Web page and app entries
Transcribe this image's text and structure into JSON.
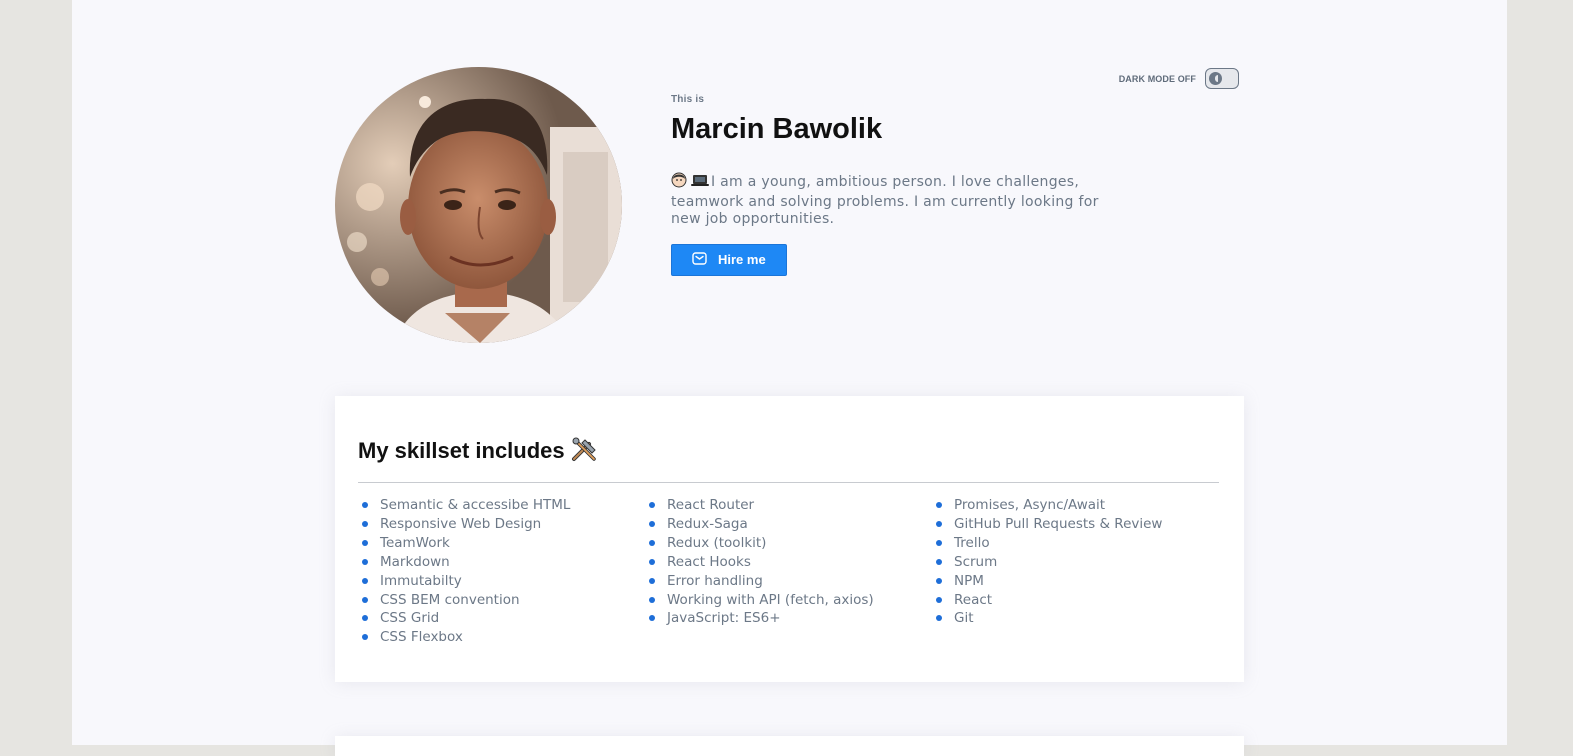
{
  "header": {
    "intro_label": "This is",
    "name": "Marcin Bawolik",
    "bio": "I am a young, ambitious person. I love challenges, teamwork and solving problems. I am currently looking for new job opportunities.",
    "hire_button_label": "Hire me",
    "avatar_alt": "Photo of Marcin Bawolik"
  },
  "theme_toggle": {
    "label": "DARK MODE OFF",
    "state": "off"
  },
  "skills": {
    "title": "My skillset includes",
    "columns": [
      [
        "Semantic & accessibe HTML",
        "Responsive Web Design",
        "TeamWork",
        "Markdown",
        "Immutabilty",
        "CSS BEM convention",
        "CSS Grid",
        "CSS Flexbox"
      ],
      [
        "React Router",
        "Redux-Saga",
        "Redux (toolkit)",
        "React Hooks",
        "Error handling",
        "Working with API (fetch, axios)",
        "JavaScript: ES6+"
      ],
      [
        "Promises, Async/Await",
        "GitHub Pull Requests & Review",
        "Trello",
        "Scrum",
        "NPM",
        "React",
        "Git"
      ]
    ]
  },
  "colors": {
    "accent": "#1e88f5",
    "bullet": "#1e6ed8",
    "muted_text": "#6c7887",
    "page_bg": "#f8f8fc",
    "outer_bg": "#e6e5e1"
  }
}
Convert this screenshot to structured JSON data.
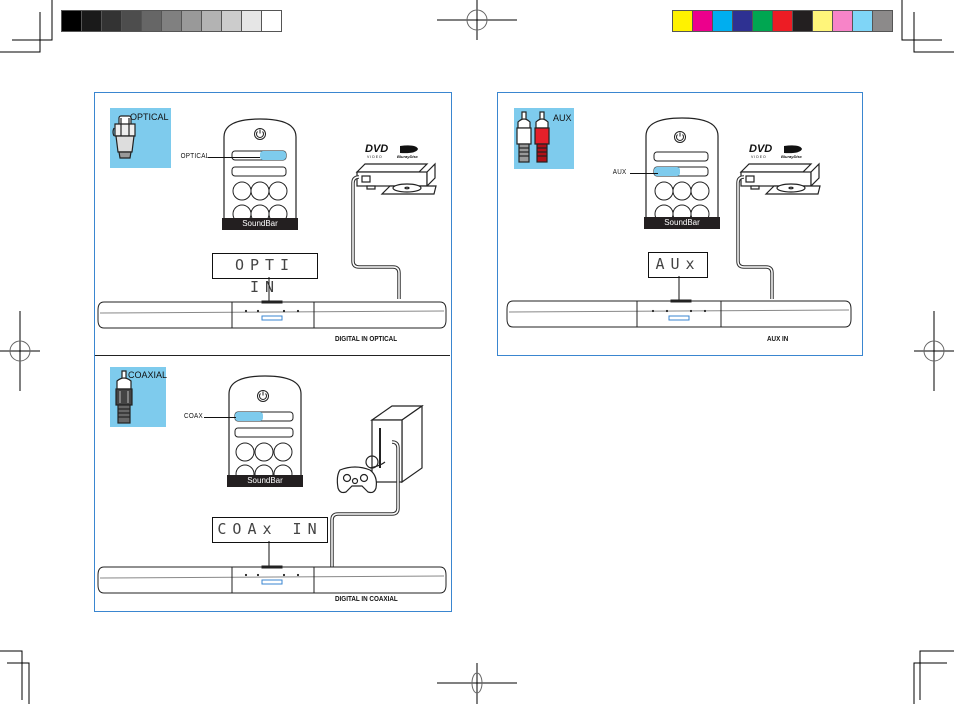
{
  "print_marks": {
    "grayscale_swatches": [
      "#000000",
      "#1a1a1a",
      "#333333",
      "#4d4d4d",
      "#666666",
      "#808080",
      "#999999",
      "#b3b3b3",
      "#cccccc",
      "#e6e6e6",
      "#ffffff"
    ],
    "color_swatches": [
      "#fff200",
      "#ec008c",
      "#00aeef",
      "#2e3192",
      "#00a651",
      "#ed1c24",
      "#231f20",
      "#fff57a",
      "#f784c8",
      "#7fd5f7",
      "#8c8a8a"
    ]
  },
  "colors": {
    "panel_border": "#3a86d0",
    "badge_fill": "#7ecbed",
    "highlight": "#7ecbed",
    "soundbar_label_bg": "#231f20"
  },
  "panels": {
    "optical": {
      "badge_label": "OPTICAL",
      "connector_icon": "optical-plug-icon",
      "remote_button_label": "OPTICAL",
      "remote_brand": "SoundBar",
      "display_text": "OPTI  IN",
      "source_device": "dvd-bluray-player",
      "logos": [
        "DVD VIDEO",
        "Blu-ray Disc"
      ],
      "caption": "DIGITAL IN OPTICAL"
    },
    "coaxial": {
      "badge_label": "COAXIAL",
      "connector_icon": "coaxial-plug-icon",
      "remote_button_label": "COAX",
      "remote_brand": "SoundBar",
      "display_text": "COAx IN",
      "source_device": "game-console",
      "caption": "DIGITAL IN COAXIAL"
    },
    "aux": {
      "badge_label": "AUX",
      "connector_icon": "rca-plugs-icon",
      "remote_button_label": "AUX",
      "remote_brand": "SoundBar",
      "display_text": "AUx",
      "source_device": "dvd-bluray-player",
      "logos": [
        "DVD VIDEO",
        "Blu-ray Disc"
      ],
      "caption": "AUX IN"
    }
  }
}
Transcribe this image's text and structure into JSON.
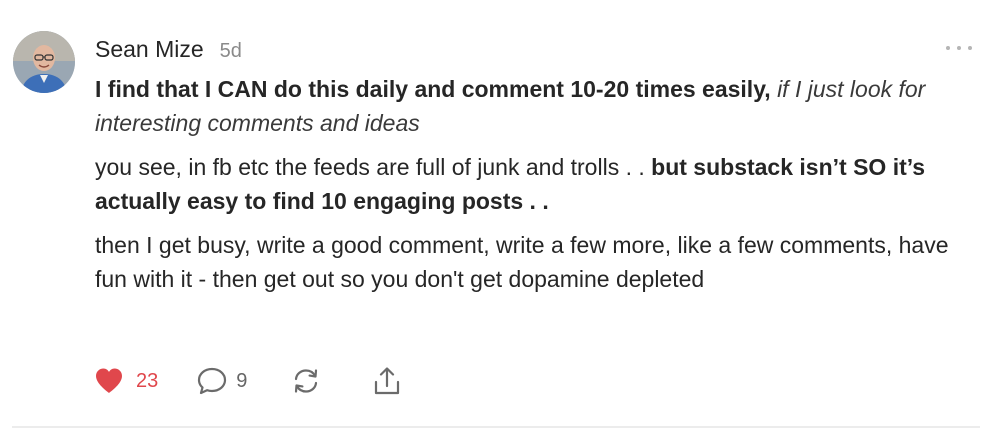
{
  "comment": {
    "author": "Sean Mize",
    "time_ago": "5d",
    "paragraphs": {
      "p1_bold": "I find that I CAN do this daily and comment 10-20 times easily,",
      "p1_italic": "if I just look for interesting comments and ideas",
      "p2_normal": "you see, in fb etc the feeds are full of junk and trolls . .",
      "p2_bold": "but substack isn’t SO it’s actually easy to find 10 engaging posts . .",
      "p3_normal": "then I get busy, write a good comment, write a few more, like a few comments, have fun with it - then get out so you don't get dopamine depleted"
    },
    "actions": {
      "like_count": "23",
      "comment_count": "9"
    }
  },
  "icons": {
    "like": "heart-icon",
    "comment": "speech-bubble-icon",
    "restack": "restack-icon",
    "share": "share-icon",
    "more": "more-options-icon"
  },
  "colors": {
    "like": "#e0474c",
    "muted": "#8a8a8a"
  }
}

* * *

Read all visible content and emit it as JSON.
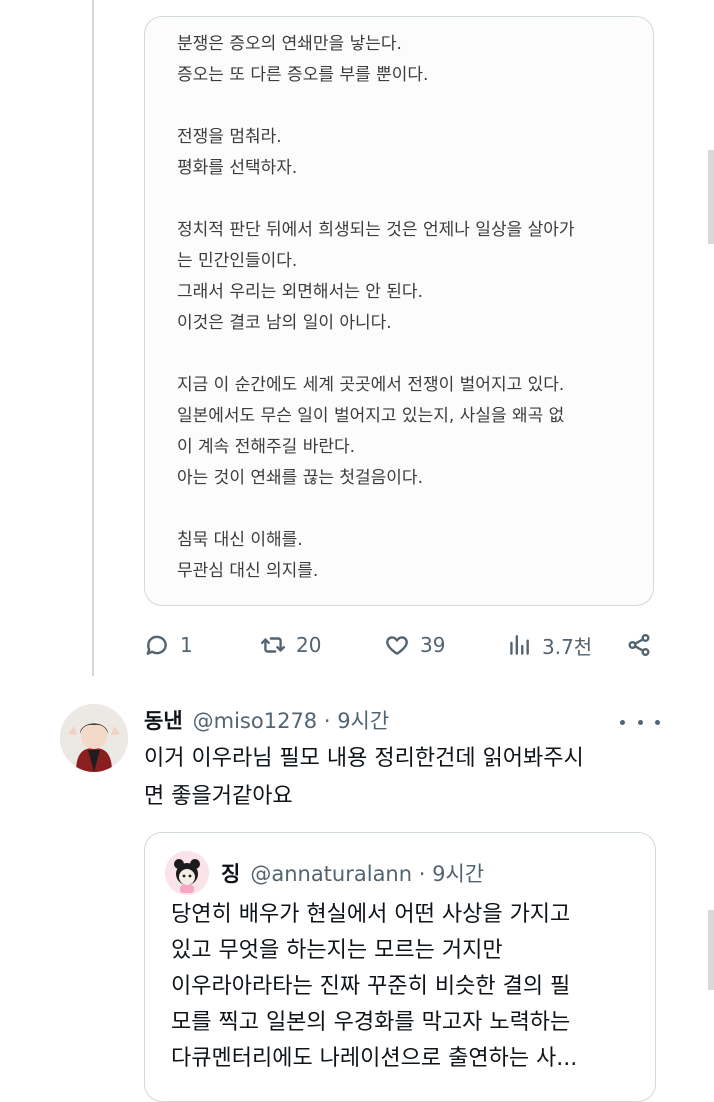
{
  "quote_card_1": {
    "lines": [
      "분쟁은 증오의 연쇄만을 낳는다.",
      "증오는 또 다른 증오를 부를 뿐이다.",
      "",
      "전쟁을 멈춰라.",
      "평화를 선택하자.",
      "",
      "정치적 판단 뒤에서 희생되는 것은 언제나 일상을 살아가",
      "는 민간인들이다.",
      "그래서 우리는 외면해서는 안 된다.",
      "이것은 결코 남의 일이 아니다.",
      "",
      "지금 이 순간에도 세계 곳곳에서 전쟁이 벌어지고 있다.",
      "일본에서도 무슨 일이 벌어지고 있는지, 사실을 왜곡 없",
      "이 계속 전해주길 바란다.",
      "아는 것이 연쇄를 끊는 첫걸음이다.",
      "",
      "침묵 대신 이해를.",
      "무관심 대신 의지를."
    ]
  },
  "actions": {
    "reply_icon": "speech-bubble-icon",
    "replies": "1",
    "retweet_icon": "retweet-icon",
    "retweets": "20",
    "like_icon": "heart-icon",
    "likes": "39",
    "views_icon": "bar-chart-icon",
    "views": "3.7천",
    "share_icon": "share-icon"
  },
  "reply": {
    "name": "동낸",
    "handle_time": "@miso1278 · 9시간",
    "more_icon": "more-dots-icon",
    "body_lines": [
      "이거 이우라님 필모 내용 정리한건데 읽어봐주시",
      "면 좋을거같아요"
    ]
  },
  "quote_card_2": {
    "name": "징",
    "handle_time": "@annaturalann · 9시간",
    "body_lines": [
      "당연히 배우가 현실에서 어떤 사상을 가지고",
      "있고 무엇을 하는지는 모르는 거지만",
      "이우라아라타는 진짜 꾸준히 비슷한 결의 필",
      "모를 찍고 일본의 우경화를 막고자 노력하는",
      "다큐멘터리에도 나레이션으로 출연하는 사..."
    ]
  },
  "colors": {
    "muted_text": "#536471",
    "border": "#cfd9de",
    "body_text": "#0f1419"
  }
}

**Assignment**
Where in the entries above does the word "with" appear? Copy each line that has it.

**Task response**
        "Working with API (fetch, axios)",
      "p3_normal": "then I get busy, write a good comment, write a few more, like a few comments, have fun with it - then get out so you don't get dopamine depleted"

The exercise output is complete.